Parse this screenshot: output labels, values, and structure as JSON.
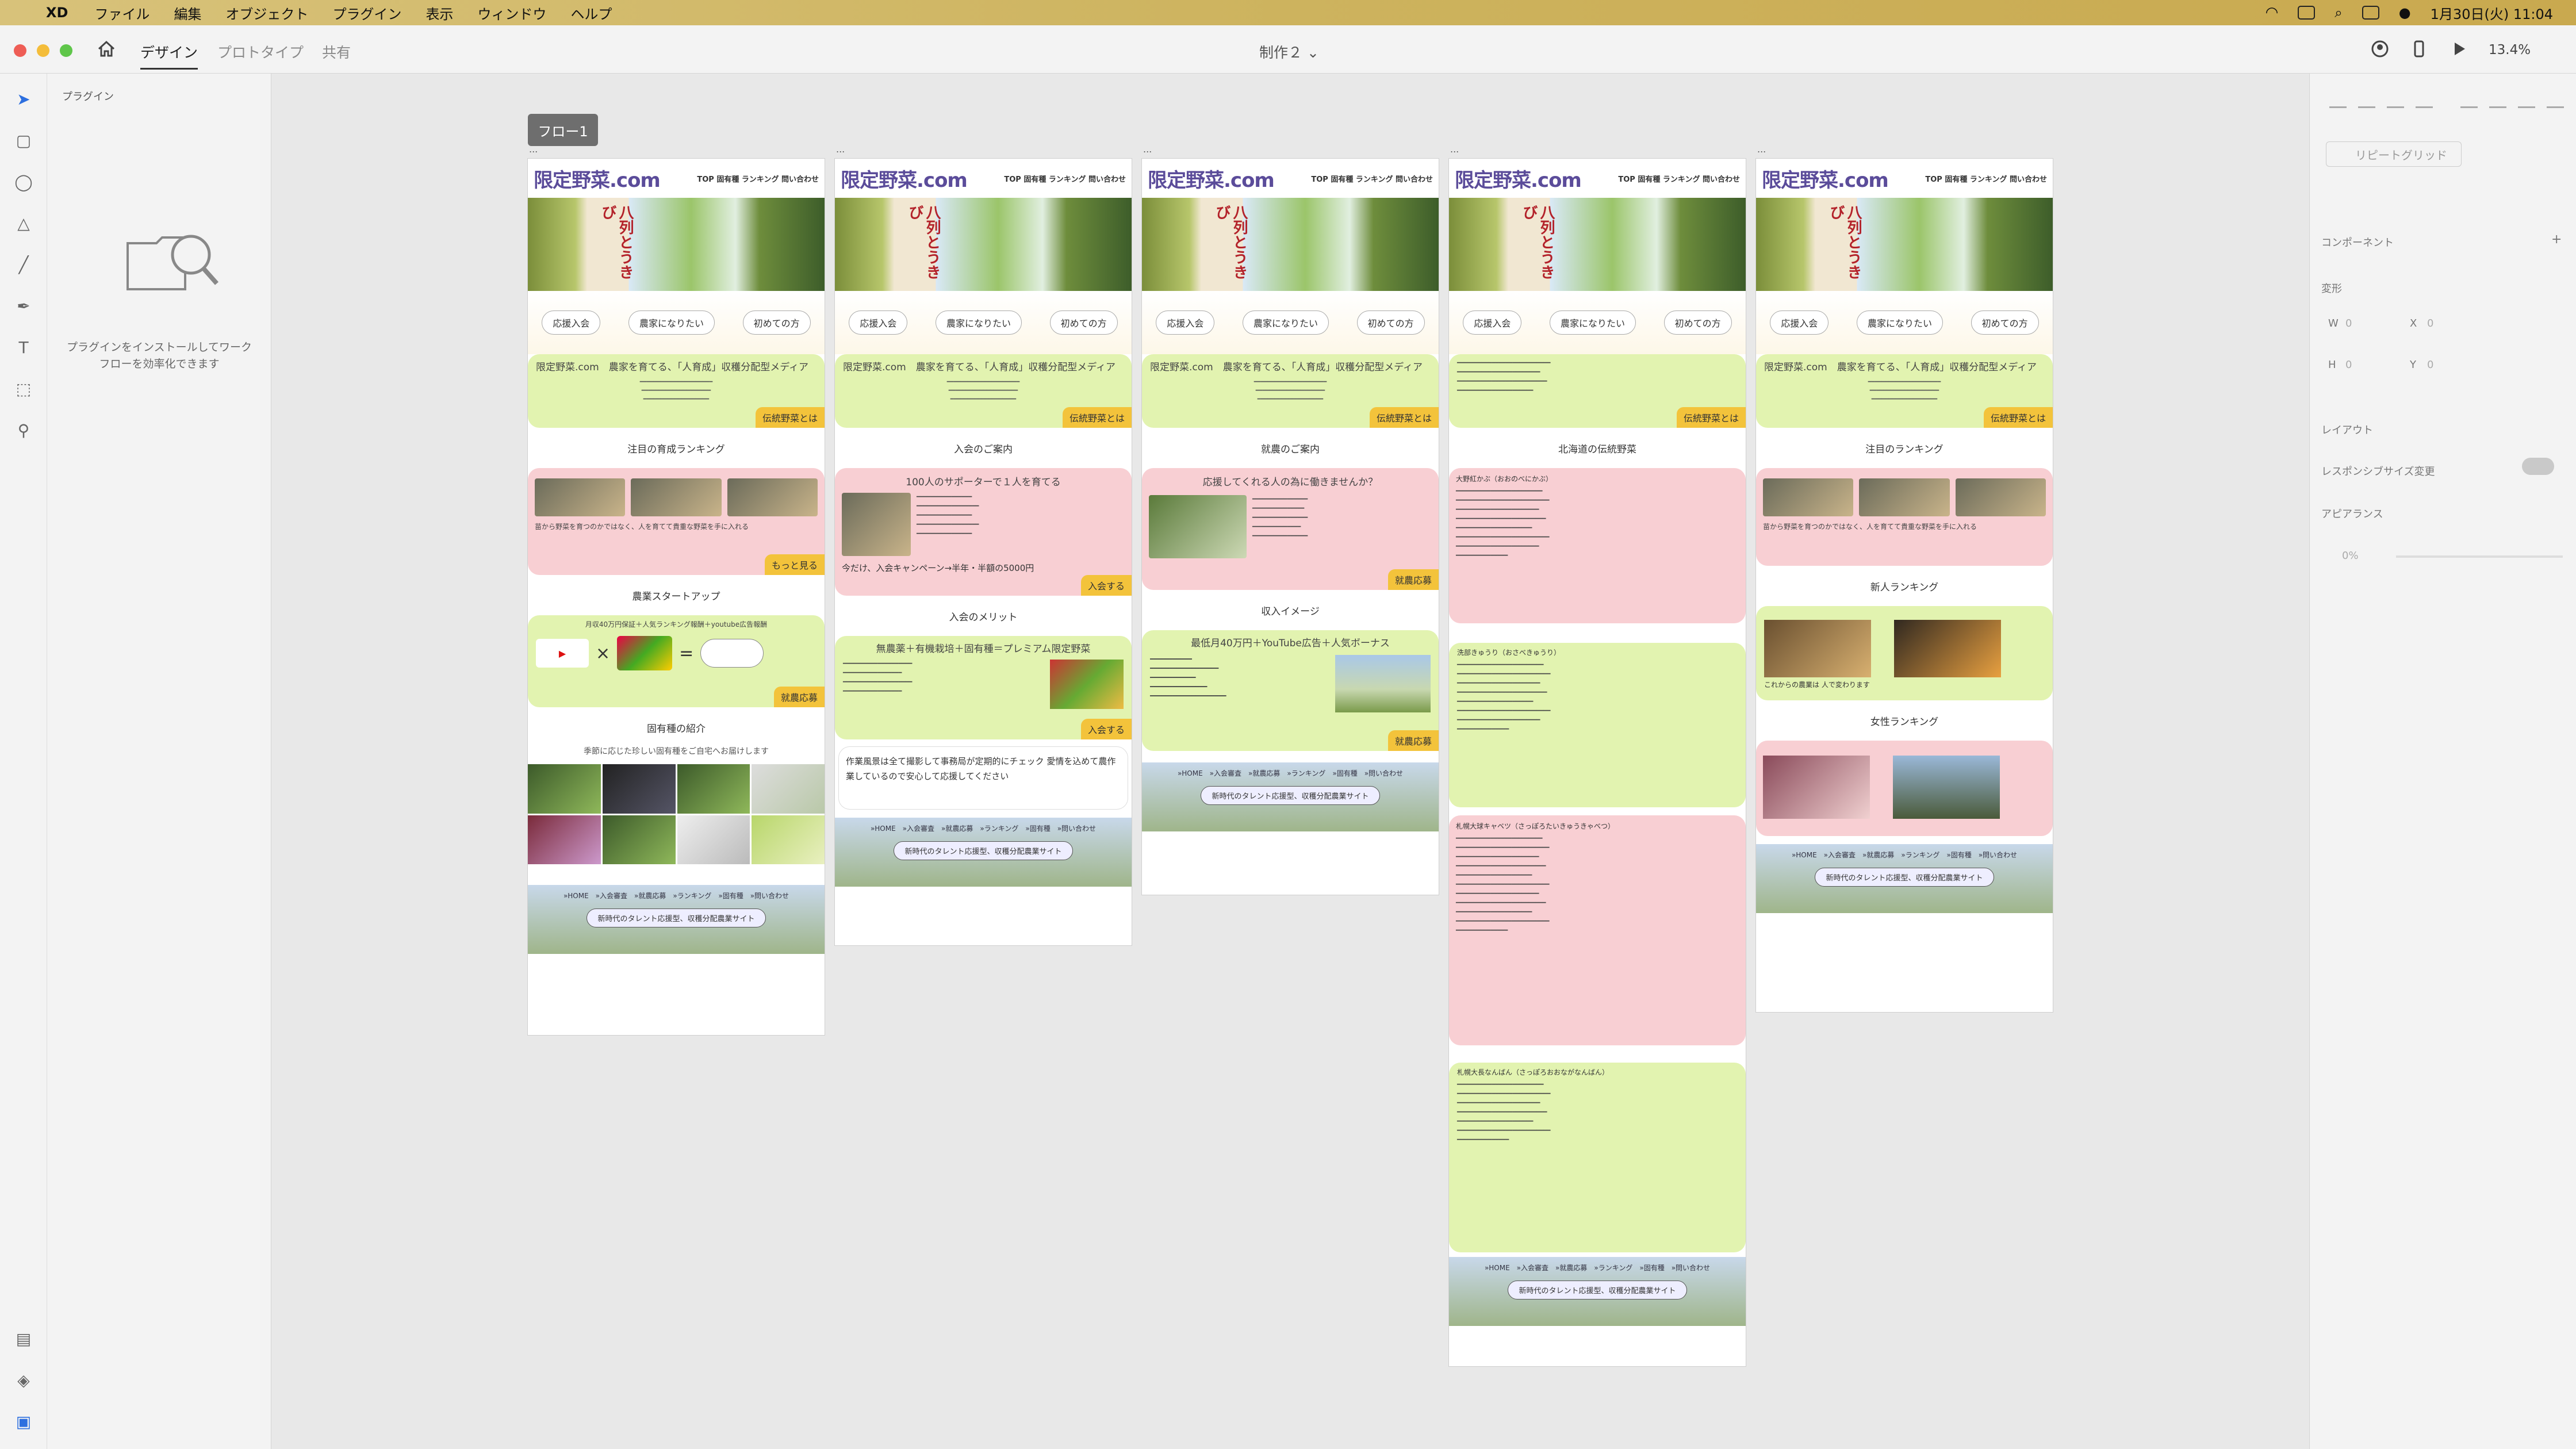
{
  "menubar": {
    "app": "XD",
    "items": [
      "ファイル",
      "編集",
      "オブジェクト",
      "プラグイン",
      "表示",
      "ウィンドウ",
      "ヘルプ"
    ],
    "datetime": "1月30日(火) 11:04"
  },
  "toolbar": {
    "tabs": [
      "デザイン",
      "プロトタイプ",
      "共有"
    ],
    "doc_title": "制作２",
    "zoom": "13.4%"
  },
  "plugins": {
    "title": "プラグイン",
    "message": "プラグインをインストールしてワークフローを効率化できます"
  },
  "canvas": {
    "flow_label": "フロー1",
    "artboards": [
      {
        "logo": "限定野菜.com",
        "nav": "TOP 固有種 ランキング 問い合わせ",
        "hero_text": "八列とうきび",
        "pills": [
          "応援入会",
          "農家になりたい",
          "初めての方"
        ],
        "intro_title": "限定野菜.com　農家を育てる、「人育成」収穫分配型メディア",
        "intro_tag": "伝統野菜とは",
        "sections": [
          {
            "title": "注目の育成ランキング",
            "box": "pink",
            "caption": "苗から野菜を育つのかではなく、人を育てて貴重な野菜を手に入れる",
            "tag": "もっと見る"
          },
          {
            "title": "農業スタートアップ",
            "box": "green",
            "caption": "月収40万円保証＋人気ランキング報酬＋youtube広告報酬",
            "tag": "就農応募"
          },
          {
            "title": "固有種の紹介",
            "box": "veg",
            "caption": "季節に応じた珍しい固有種をご自宅へお届けします",
            "tag": ""
          }
        ],
        "footer_links": "»HOME　»入会審査　»就農応募　»ランキング　»固有種　»問い合わせ",
        "footer_btn": "新時代のタレント応援型、収穫分配農業サイト"
      },
      {
        "logo": "限定野菜.com",
        "nav": "TOP 固有種 ランキング 問い合わせ",
        "hero_text": "八列とうきび",
        "pills": [
          "応援入会",
          "農家になりたい",
          "初めての方"
        ],
        "intro_title": "限定野菜.com　農家を育てる、「人育成」収穫分配型メディア",
        "intro_tag": "伝統野菜とは",
        "sections": [
          {
            "title": "入会のご案内",
            "box": "pink",
            "caption": "100人のサポーターで１人を育てる",
            "tag": "入会する",
            "extra": "今だけ、入会キャンペーン→半年・半額の5000円"
          },
          {
            "title": "入会のメリット",
            "box": "green",
            "caption": "無農薬＋有機栽培＋固有種＝プレミアム限定野菜",
            "tag": "入会する"
          },
          {
            "title": "",
            "box": "white",
            "caption": "作業風景は全て撮影して事務局が定期的にチェック 愛情を込めて農作業しているので安心して応援してください",
            "tag": ""
          }
        ],
        "footer_links": "»HOME　»入会審査　»就農応募　»ランキング　»固有種　»問い合わせ",
        "footer_btn": "新時代のタレント応援型、収穫分配農業サイト"
      },
      {
        "logo": "限定野菜.com",
        "nav": "TOP 固有種 ランキング 問い合わせ",
        "hero_text": "八列とうきび",
        "pills": [
          "応援入会",
          "農家になりたい",
          "初めての方"
        ],
        "intro_title": "限定野菜.com　農家を育てる、「人育成」収穫分配型メディア",
        "intro_tag": "伝統野菜とは",
        "sections": [
          {
            "title": "就農のご案内",
            "box": "pink",
            "caption": "応援してくれる人の為に働きませんか？",
            "tag": "就農応募"
          },
          {
            "title": "収入イメージ",
            "box": "green",
            "caption": "最低月40万円＋YouTube広告＋人気ボーナス",
            "tag": "就農応募"
          }
        ],
        "footer_links": "»HOME　»入会審査　»就農応募　»ランキング　»固有種　»問い合わせ",
        "footer_btn": "新時代のタレント応援型、収穫分配農業サイト"
      },
      {
        "logo": "限定野菜.com",
        "nav": "TOP 固有種 ランキング 問い合わせ",
        "hero_text": "八列とうきび",
        "pills": [
          "応援入会",
          "農家になりたい",
          "初めての方"
        ],
        "intro_title": "",
        "intro_tag": "伝統野菜とは",
        "sections": [
          {
            "title": "北海道の伝統野菜",
            "box": "pink",
            "caption": "大野紅かぶ（おおのべにかぶ）",
            "tag": ""
          },
          {
            "title": "",
            "box": "green",
            "caption": "洗部きゅうり（おさべきゅうり）",
            "tag": ""
          },
          {
            "title": "",
            "box": "pink",
            "caption": "札幌大球キャベツ（さっぽろたいきゅうきゃべつ）",
            "tag": ""
          },
          {
            "title": "",
            "box": "green",
            "caption": "札幌大長なんばん（さっぽろおおながなんばん）",
            "tag": ""
          }
        ],
        "footer_links": "»HOME　»入会審査　»就農応募　»ランキング　»固有種　»問い合わせ",
        "footer_btn": "新時代のタレント応援型、収穫分配農業サイト"
      },
      {
        "logo": "限定野菜.com",
        "nav": "TOP 固有種 ランキング 問い合わせ",
        "hero_text": "八列とうきび",
        "pills": [
          "応援入会",
          "農家になりたい",
          "初めての方"
        ],
        "intro_title": "限定野菜.com　農家を育てる、「人育成」収穫分配型メディア",
        "intro_tag": "伝統野菜とは",
        "sections": [
          {
            "title": "注目のランキング",
            "box": "pink",
            "caption": "苗から野菜を育つのかではなく、人を育てて貴重な野菜を手に入れる",
            "tag": ""
          },
          {
            "title": "新人ランキング",
            "box": "green",
            "caption": "これからの農業は 人で変わります",
            "tag": ""
          },
          {
            "title": "女性ランキング",
            "box": "pink",
            "caption": "",
            "tag": ""
          }
        ],
        "footer_links": "»HOME　»入会審査　»就農応募　»ランキング　»固有種　»問い合わせ",
        "footer_btn": "新時代のタレント応援型、収穫分配農業サイト"
      }
    ]
  },
  "inspector": {
    "repeat_grid": "リピートグリッド",
    "component": "コンポーネント",
    "transform": "変形",
    "w": "W",
    "w_val": "0",
    "x": "X",
    "x_val": "0",
    "h": "H",
    "h_val": "0",
    "y": "Y",
    "y_val": "0",
    "layout": "レイアウト",
    "responsive": "レスポンシブサイズ変更",
    "appearance": "アピアランス",
    "opacity": "0%"
  }
}
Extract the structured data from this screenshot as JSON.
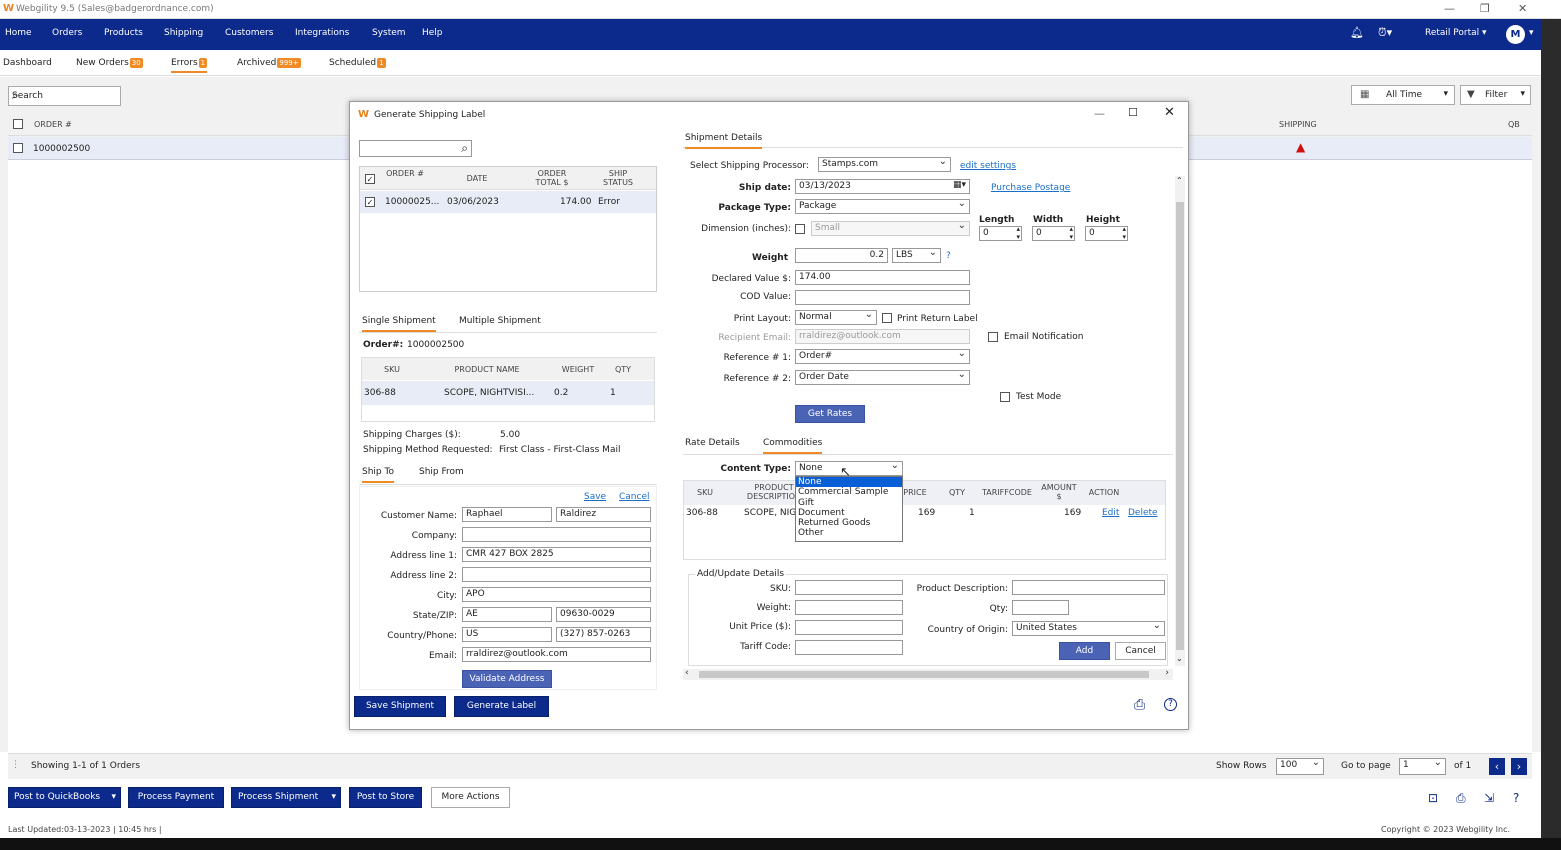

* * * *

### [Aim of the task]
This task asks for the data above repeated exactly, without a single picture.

### [Solution to this problem]
Parse this screenshot: output labels, values, and structure as JSON.
{
  "menubar": {
    "app": "XD",
    "items": [
      "ファイル",
      "編集",
      "オブジェクト",
      "プラグイン",
      "表示",
      "ウィンドウ",
      "ヘルプ"
    ],
    "datetime": "1月30日(火) 11:04"
  },
  "toolbar": {
    "tabs": [
      "デザイン",
      "プロトタイプ",
      "共有"
    ],
    "doc_title": "制作２",
    "zoom": "13.4%"
  },
  "plugins": {
    "title": "プラグイン",
    "message": "プラグインをインストールしてワークフローを効率化できます"
  },
  "canvas": {
    "flow_label": "フロー1",
    "artboards": [
      {
        "logo": "限定野菜.com",
        "nav": "TOP 固有種 ランキング 問い合わせ",
        "hero_text": "八列とうきび",
        "pills": [
          "応援入会",
          "農家になりたい",
          "初めての方"
        ],
        "intro_title": "限定野菜.com　農家を育てる、「人育成」収穫分配型メディア",
        "intro_tag": "伝統野菜とは",
        "sections": [
          {
            "title": "注目の育成ランキング",
            "box": "pink",
            "caption": "苗から野菜を育つのかではなく、人を育てて貴重な野菜を手に入れる",
            "tag": "もっと見る"
          },
          {
            "title": "農業スタートアップ",
            "box": "green",
            "caption": "月収40万円保証＋人気ランキング報酬＋youtube広告報酬",
            "tag": "就農応募"
          },
          {
            "title": "固有種の紹介",
            "box": "veg",
            "caption": "季節に応じた珍しい固有種をご自宅へお届けします",
            "tag": ""
          }
        ],
        "footer_links": "»HOME　»入会審査　»就農応募　»ランキング　»固有種　»問い合わせ",
        "footer_btn": "新時代のタレント応援型、収穫分配農業サイト"
      },
      {
        "logo": "限定野菜.com",
        "nav": "TOP 固有種 ランキング 問い合わせ",
        "hero_text": "八列とうきび",
        "pills": [
          "応援入会",
          "農家になりたい",
          "初めての方"
        ],
        "intro_title": "限定野菜.com　農家を育てる、「人育成」収穫分配型メディア",
        "intro_tag": "伝統野菜とは",
        "sections": [
          {
            "title": "入会のご案内",
            "box": "pink",
            "caption": "100人のサポーターで１人を育てる",
            "tag": "入会する",
            "extra": "今だけ、入会キャンペーン→半年・半額の5000円"
          },
          {
            "title": "入会のメリット",
            "box": "green",
            "caption": "無農薬＋有機栽培＋固有種＝プレミアム限定野菜",
            "tag": "入会する"
          },
          {
            "title": "",
            "box": "white",
            "caption": "作業風景は全て撮影して事務局が定期的にチェック 愛情を込めて農作業しているので安心して応援してください",
            "tag": ""
          }
        ],
        "footer_links": "»HOME　»入会審査　»就農応募　»ランキング　»固有種　»問い合わせ",
        "footer_btn": "新時代のタレント応援型、収穫分配農業サイト"
      },
      {
        "logo": "限定野菜.com",
        "nav": "TOP 固有種 ランキング 問い合わせ",
        "hero_text": "八列とうきび",
        "pills": [
          "応援入会",
          "農家になりたい",
          "初めての方"
        ],
        "intro_title": "限定野菜.com　農家を育てる、「人育成」収穫分配型メディア",
        "intro_tag": "伝統野菜とは",
        "sections": [
          {
            "title": "就農のご案内",
            "box": "pink",
            "caption": "応援してくれる人の為に働きませんか？",
            "tag": "就農応募"
          },
          {
            "title": "収入イメージ",
            "box": "green",
            "caption": "最低月40万円＋YouTube広告＋人気ボーナス",
            "tag": "就農応募"
          }
        ],
        "footer_links": "»HOME　»入会審査　»就農応募　»ランキング　»固有種　»問い合わせ",
        "footer_btn": "新時代のタレント応援型、収穫分配農業サイト"
      },
      {
        "logo": "限定野菜.com",
        "nav": "TOP 固有種 ランキング 問い合わせ",
        "hero_text": "八列とうきび",
        "pills": [
          "応援入会",
          "農家になりたい",
          "初めての方"
        ],
        "intro_title": "",
        "intro_tag": "伝統野菜とは",
        "sections": [
          {
            "title": "北海道の伝統野菜",
            "box": "pink",
            "caption": "大野紅かぶ（おおのべにかぶ）",
            "tag": ""
          },
          {
            "title": "",
            "box": "green",
            "caption": "洗部きゅうり（おさべきゅうり）",
            "tag": ""
          },
          {
            "title": "",
            "box": "pink",
            "caption": "札幌大球キャベツ（さっぽろたいきゅうきゃべつ）",
            "tag": ""
          },
          {
            "title": "",
            "box": "green",
            "caption": "札幌大長なんばん（さっぽろおおながなんばん）",
            "tag": ""
          }
        ],
        "footer_links": "»HOME　»入会審査　»就農応募　»ランキング　»固有種　»問い合わせ",
        "footer_btn": "新時代のタレント応援型、収穫分配農業サイト"
      },
      {
        "logo": "限定野菜.com",
        "nav": "TOP 固有種 ランキング 問い合わせ",
        "hero_text": "八列とうきび",
        "pills": [
          "応援入会",
          "農家になりたい",
          "初めての方"
        ],
        "intro_title": "限定野菜.com　農家を育てる、「人育成」収穫分配型メディア",
        "intro_tag": "伝統野菜とは",
        "sections": [
          {
            "title": "注目のランキング",
            "box": "pink",
            "caption": "苗から野菜を育つのかではなく、人を育てて貴重な野菜を手に入れる",
            "tag": ""
          },
          {
            "title": "新人ランキング",
            "box": "green",
            "caption": "これからの農業は 人で変わります",
            "tag": ""
          },
          {
            "title": "女性ランキング",
            "box": "pink",
            "caption": "",
            "tag": ""
          }
        ],
        "footer_links": "»HOME　»入会審査　»就農応募　»ランキング　»固有種　»問い合わせ",
        "footer_btn": "新時代のタレント応援型、収穫分配農業サイト"
      }
    ]
  },
  "inspector": {
    "repeat_grid": "リピートグリッド",
    "component": "コンポーネント",
    "transform": "変形",
    "w": "W",
    "w_val": "0",
    "x": "X",
    "x_val": "0",
    "h": "H",
    "h_val": "0",
    "y": "Y",
    "y_val": "0",
    "layout": "レイアウト",
    "responsive": "レスポンシブサイズ変更",
    "appearance": "アピアランス",
    "opacity": "0%"
  }
}
Extract the structured data from this screenshot as JSON.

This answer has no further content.